  3. Regarding Librement: if there’s one thing I’ve learnt over the years of being in a startup environment, it’s that even the MVP way of thinking can be overengineering. One way of thinking about it is where the big risks in the product are – in the technical side (unlikely for many of us) or in actually finding a product + marketing combination that gives enough value to people that enough will bother using it/paying for it?

    Sometimes it’s possible to think up a way to do a lot of marketing/selling work up front (i.e. the sort of thing that makes the venture a success or not) without even having any product yet, but doing things manually instead.

    Anyway, just a thought. :)

    • That’s what I have been doing on http://raphaelhertzog.com/support-my-work/ I update the amounts and the graphs manually but it’s a bit tiresome. Now I want to automate this and to offer it to other free software developers.

      For selling documentation, it’s a bit the same, I did it for my own on http://debian-handbook.info/ but now I want to go to the next level.

      • Yeah, you’ve field-tested this with great success. What I’m thinking is that you for instance could try to line up a bunch of projects/people if you haven’t already and get commitment from them. That could take out some of the risk and also make it easier to figure out what to target first. It could be that what is most important to you doesn’t matter to the projects that are most interested in Librement.

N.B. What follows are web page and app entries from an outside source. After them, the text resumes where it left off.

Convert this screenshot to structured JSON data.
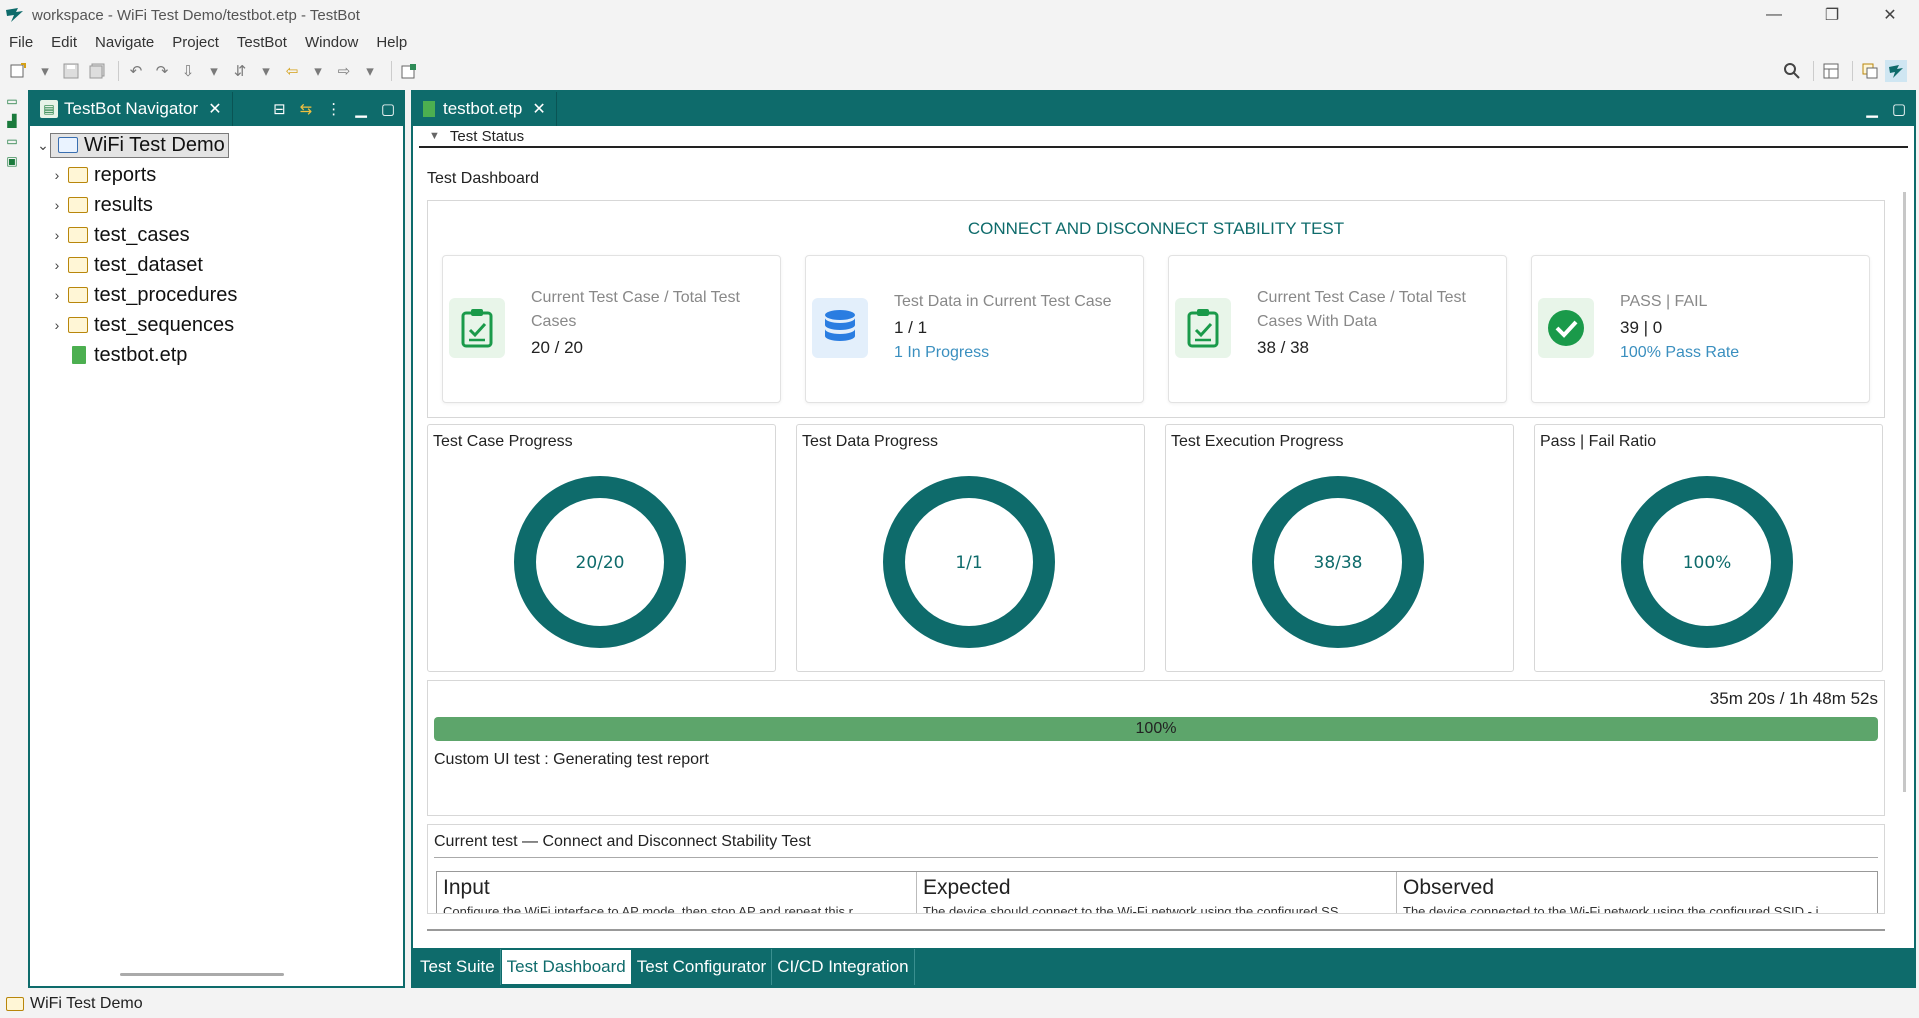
{
  "window": {
    "title": "workspace - WiFi Test Demo/testbot.etp - TestBot",
    "minimize": "—",
    "maximize": "❐",
    "close": "✕"
  },
  "menu": [
    "File",
    "Edit",
    "Navigate",
    "Project",
    "TestBot",
    "Window",
    "Help"
  ],
  "navigator": {
    "tab_label": "TestBot Navigator",
    "root": "WiFi Test Demo",
    "folders": [
      "reports",
      "results",
      "test_cases",
      "test_dataset",
      "test_procedures",
      "test_sequences"
    ],
    "file": "testbot.etp"
  },
  "editor": {
    "tab_label": "testbot.etp",
    "section": "Test Status",
    "dashboard_title": "Test Dashboard",
    "overview_title": "CONNECT AND DISCONNECT STABILITY TEST",
    "cards": [
      {
        "label": "Current Test Case / Total Test Cases",
        "value": "20 / 20",
        "sub": ""
      },
      {
        "label": "Test Data in Current Test Case",
        "value": "1 / 1",
        "sub": "1 In Progress"
      },
      {
        "label": "Current Test Case / Total Test Cases With Data",
        "value": "38 / 38",
        "sub": ""
      },
      {
        "label": "PASS | FAIL",
        "value": "39 | 0",
        "sub": "100% Pass Rate"
      }
    ],
    "gauges": [
      {
        "title": "Test Case Progress",
        "text": "20/20",
        "fraction": 1.0
      },
      {
        "title": "Test Data Progress",
        "text": "1/1",
        "fraction": 1.0
      },
      {
        "title": "Test Execution Progress",
        "text": "38/38",
        "fraction": 1.0
      },
      {
        "title": "Pass | Fail Ratio",
        "text": "100%",
        "fraction": 1.0
      }
    ],
    "progress": {
      "time": "35m 20s / 1h 48m 52s",
      "percent_label": "100%",
      "fraction": 1.0,
      "status": "Custom UI test : Generating test report"
    },
    "current_test": {
      "title": "Current test — Connect and Disconnect Stability Test",
      "columns": [
        {
          "header": "Input",
          "cell": "Configure the WiFi interface to AP mode, then stop AP and repeat this r"
        },
        {
          "header": "Expected",
          "cell": "The device should connect to the Wi-Fi network using the configured SS"
        },
        {
          "header": "Observed",
          "cell": "The device connected to the Wi-Fi network using the configured SSID - i"
        }
      ]
    },
    "bottom_tabs": [
      "Test Suite",
      "Test Dashboard",
      "Test Configurator",
      "CI/CD Integration"
    ],
    "active_tab": "Test Dashboard"
  },
  "statusbar": {
    "text": "WiFi Test Demo"
  },
  "colors": {
    "accent": "#0e6b6b",
    "progress": "#5da56b",
    "link": "#3a8fbf",
    "pass": "#1a9a4a"
  }
}
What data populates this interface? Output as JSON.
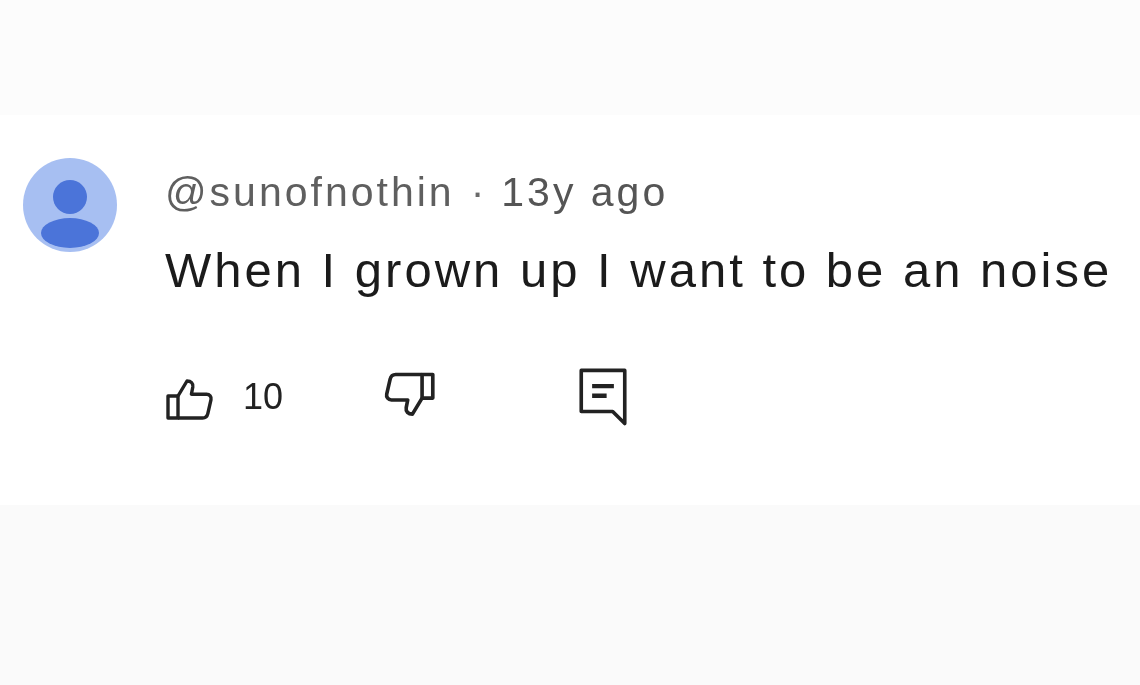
{
  "comment": {
    "author": "@sunofnothin",
    "separator": "·",
    "time": "13y ago",
    "text": "When I grown up I want to be an noise",
    "like_count": "10"
  }
}
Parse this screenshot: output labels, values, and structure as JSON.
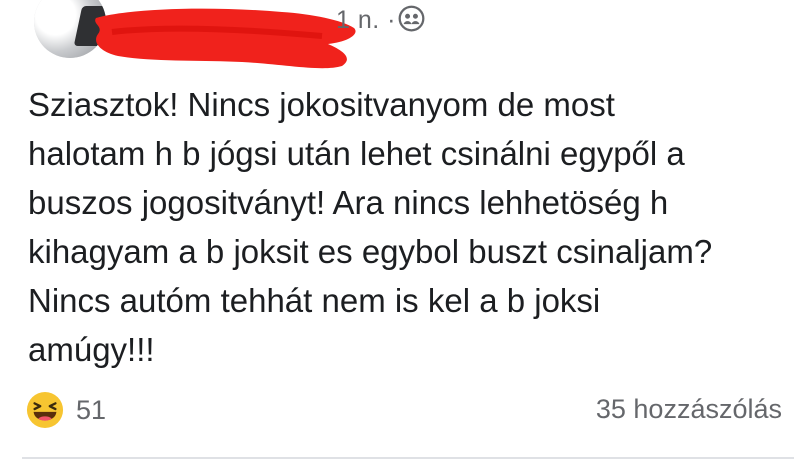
{
  "header": {
    "time": "1 n.",
    "separator": "·",
    "audience_icon": "friends-icon",
    "redaction_color": "#f0221c"
  },
  "post": {
    "lines": [
      "Sziasztok! Nincs jokositvanyom de most",
      "halotam h b jógsi után lehet csinálni egypől a",
      "buszos jogositványt! Ara nincs lehhetöség h",
      "kihagyam a b joksit es egybol buszt csinaljam?",
      "Nincs autóm tehhát nem is kel a b joksi",
      "amúgy!!!"
    ]
  },
  "footer": {
    "reaction_icon": "haha-reaction-icon",
    "reaction_count": "51",
    "comments_label": "35 hozzászólás"
  },
  "colors": {
    "text": "#1c1e21",
    "meta": "#65676b",
    "divider": "#dfe1e5",
    "haha_yellow": "#f7c531"
  }
}
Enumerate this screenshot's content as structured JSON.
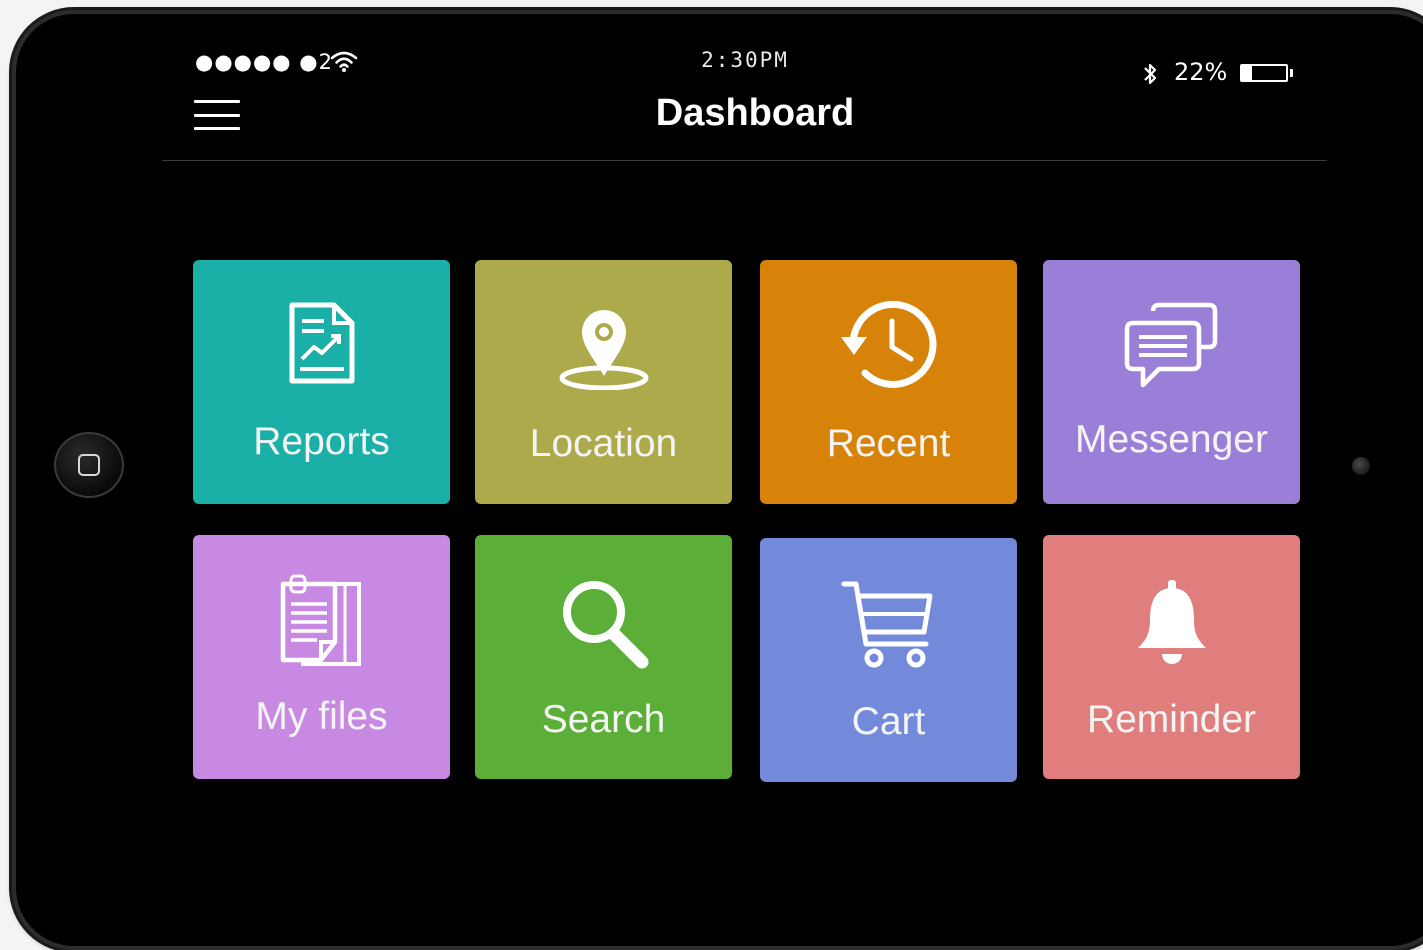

        For instance, PyPy is taking donations: http://pypy.org/

        I don’t know how they do it, but it looks to me like some manual work is involved.